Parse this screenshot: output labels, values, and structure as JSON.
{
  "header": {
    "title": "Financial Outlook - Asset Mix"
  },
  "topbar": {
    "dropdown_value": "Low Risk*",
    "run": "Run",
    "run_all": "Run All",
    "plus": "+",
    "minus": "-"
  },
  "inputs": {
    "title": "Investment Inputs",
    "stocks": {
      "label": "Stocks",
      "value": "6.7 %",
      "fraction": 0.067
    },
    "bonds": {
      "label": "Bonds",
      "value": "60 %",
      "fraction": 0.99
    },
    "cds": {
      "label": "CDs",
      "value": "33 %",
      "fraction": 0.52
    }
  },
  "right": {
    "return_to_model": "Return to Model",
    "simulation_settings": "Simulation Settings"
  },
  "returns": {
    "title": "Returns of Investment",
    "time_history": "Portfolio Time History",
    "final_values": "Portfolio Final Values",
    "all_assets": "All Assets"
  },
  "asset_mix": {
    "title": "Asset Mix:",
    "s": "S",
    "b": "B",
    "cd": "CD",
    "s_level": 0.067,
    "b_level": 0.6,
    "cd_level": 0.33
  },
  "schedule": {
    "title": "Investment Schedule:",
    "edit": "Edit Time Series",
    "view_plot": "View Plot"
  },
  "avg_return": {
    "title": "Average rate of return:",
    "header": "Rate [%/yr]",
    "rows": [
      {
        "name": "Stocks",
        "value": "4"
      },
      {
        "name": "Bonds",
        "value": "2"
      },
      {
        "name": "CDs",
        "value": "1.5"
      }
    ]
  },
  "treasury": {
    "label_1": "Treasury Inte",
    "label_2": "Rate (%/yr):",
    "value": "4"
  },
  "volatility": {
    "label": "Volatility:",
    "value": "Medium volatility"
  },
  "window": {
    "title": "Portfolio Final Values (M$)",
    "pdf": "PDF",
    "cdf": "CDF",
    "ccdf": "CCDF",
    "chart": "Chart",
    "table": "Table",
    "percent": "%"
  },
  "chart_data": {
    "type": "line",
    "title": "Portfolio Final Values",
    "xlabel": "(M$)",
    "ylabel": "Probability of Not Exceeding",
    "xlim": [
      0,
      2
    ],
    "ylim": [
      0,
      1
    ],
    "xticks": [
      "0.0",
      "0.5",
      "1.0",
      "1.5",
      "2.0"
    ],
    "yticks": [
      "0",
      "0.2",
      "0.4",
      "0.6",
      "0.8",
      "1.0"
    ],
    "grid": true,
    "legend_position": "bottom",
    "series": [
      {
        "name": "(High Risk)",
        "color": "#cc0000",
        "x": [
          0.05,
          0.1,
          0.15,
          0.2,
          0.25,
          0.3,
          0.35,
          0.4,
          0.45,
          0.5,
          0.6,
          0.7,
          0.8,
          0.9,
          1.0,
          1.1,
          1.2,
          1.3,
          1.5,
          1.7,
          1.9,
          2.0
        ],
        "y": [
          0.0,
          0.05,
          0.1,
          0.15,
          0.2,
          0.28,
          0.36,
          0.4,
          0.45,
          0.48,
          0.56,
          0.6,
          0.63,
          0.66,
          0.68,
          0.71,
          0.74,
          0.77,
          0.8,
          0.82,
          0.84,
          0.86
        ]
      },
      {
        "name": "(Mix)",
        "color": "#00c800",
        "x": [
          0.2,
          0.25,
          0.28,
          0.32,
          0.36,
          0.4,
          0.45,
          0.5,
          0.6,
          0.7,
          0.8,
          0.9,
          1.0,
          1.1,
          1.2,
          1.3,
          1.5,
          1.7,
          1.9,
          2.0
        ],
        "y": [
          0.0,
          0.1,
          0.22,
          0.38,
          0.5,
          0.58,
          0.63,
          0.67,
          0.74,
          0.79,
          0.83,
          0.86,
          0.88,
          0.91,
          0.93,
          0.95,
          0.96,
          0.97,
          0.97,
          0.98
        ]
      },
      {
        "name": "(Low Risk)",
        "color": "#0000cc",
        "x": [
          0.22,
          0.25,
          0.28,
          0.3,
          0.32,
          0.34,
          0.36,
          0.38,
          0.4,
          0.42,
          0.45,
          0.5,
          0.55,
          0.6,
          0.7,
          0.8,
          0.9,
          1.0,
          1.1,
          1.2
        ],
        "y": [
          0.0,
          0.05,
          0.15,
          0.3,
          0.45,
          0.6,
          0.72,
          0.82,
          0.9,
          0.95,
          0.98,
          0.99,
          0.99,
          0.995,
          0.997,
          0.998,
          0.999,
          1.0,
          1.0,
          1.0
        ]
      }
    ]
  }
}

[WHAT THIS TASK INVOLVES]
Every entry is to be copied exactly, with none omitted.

[FINISHED TASK]
Parse this screenshot: output labels, values, and structure as JSON.
{
  "header": {
    "title": "Financial Outlook - Asset Mix"
  },
  "topbar": {
    "dropdown_value": "Low Risk*",
    "run": "Run",
    "run_all": "Run All",
    "plus": "+",
    "minus": "-"
  },
  "inputs": {
    "title": "Investment Inputs",
    "stocks": {
      "label": "Stocks",
      "value": "6.7 %",
      "fraction": 0.067
    },
    "bonds": {
      "label": "Bonds",
      "value": "60 %",
      "fraction": 0.99
    },
    "cds": {
      "label": "CDs",
      "value": "33 %",
      "fraction": 0.52
    }
  },
  "right": {
    "return_to_model": "Return to Model",
    "simulation_settings": "Simulation Settings"
  },
  "returns": {
    "title": "Returns of Investment",
    "time_history": "Portfolio Time History",
    "final_values": "Portfolio Final Values",
    "all_assets": "All Assets"
  },
  "asset_mix": {
    "title": "Asset Mix:",
    "s": "S",
    "b": "B",
    "cd": "CD",
    "s_level": 0.067,
    "b_level": 0.6,
    "cd_level": 0.33
  },
  "schedule": {
    "title": "Investment Schedule:",
    "edit": "Edit Time Series",
    "view_plot": "View Plot"
  },
  "avg_return": {
    "title": "Average rate of return:",
    "header": "Rate [%/yr]",
    "rows": [
      {
        "name": "Stocks",
        "value": "4"
      },
      {
        "name": "Bonds",
        "value": "2"
      },
      {
        "name": "CDs",
        "value": "1.5"
      }
    ]
  },
  "treasury": {
    "label_1": "Treasury Inte",
    "label_2": "Rate (%/yr):",
    "value": "4"
  },
  "volatility": {
    "label": "Volatility:",
    "value": "Medium volatility"
  },
  "window": {
    "title": "Portfolio Final Values (M$)",
    "pdf": "PDF",
    "cdf": "CDF",
    "ccdf": "CCDF",
    "chart": "Chart",
    "table": "Table",
    "percent": "%"
  },
  "chart_data": {
    "type": "line",
    "title": "Portfolio Final Values",
    "xlabel": "(M$)",
    "ylabel": "Probability of Not Exceeding",
    "xlim": [
      0,
      2
    ],
    "ylim": [
      0,
      1
    ],
    "xticks": [
      "0.0",
      "0.5",
      "1.0",
      "1.5",
      "2.0"
    ],
    "yticks": [
      "0",
      "0.2",
      "0.4",
      "0.6",
      "0.8",
      "1.0"
    ],
    "grid": true,
    "legend_position": "bottom",
    "series": [
      {
        "name": "(High Risk)",
        "color": "#cc0000",
        "x": [
          0.05,
          0.1,
          0.15,
          0.2,
          0.25,
          0.3,
          0.35,
          0.4,
          0.45,
          0.5,
          0.6,
          0.7,
          0.8,
          0.9,
          1.0,
          1.1,
          1.2,
          1.3,
          1.5,
          1.7,
          1.9,
          2.0
        ],
        "y": [
          0.0,
          0.05,
          0.1,
          0.15,
          0.2,
          0.28,
          0.36,
          0.4,
          0.45,
          0.48,
          0.56,
          0.6,
          0.63,
          0.66,
          0.68,
          0.71,
          0.74,
          0.77,
          0.8,
          0.82,
          0.84,
          0.86
        ]
      },
      {
        "name": "(Mix)",
        "color": "#00c800",
        "x": [
          0.2,
          0.25,
          0.28,
          0.32,
          0.36,
          0.4,
          0.45,
          0.5,
          0.6,
          0.7,
          0.8,
          0.9,
          1.0,
          1.1,
          1.2,
          1.3,
          1.5,
          1.7,
          1.9,
          2.0
        ],
        "y": [
          0.0,
          0.1,
          0.22,
          0.38,
          0.5,
          0.58,
          0.63,
          0.67,
          0.74,
          0.79,
          0.83,
          0.86,
          0.88,
          0.91,
          0.93,
          0.95,
          0.96,
          0.97,
          0.97,
          0.98
        ]
      },
      {
        "name": "(Low Risk)",
        "color": "#0000cc",
        "x": [
          0.22,
          0.25,
          0.28,
          0.3,
          0.32,
          0.34,
          0.36,
          0.38,
          0.4,
          0.42,
          0.45,
          0.5,
          0.55,
          0.6,
          0.7,
          0.8,
          0.9,
          1.0,
          1.1,
          1.2
        ],
        "y": [
          0.0,
          0.05,
          0.15,
          0.3,
          0.45,
          0.6,
          0.72,
          0.82,
          0.9,
          0.95,
          0.98,
          0.99,
          0.99,
          0.995,
          0.997,
          0.998,
          0.999,
          1.0,
          1.0,
          1.0
        ]
      }
    ]
  }
}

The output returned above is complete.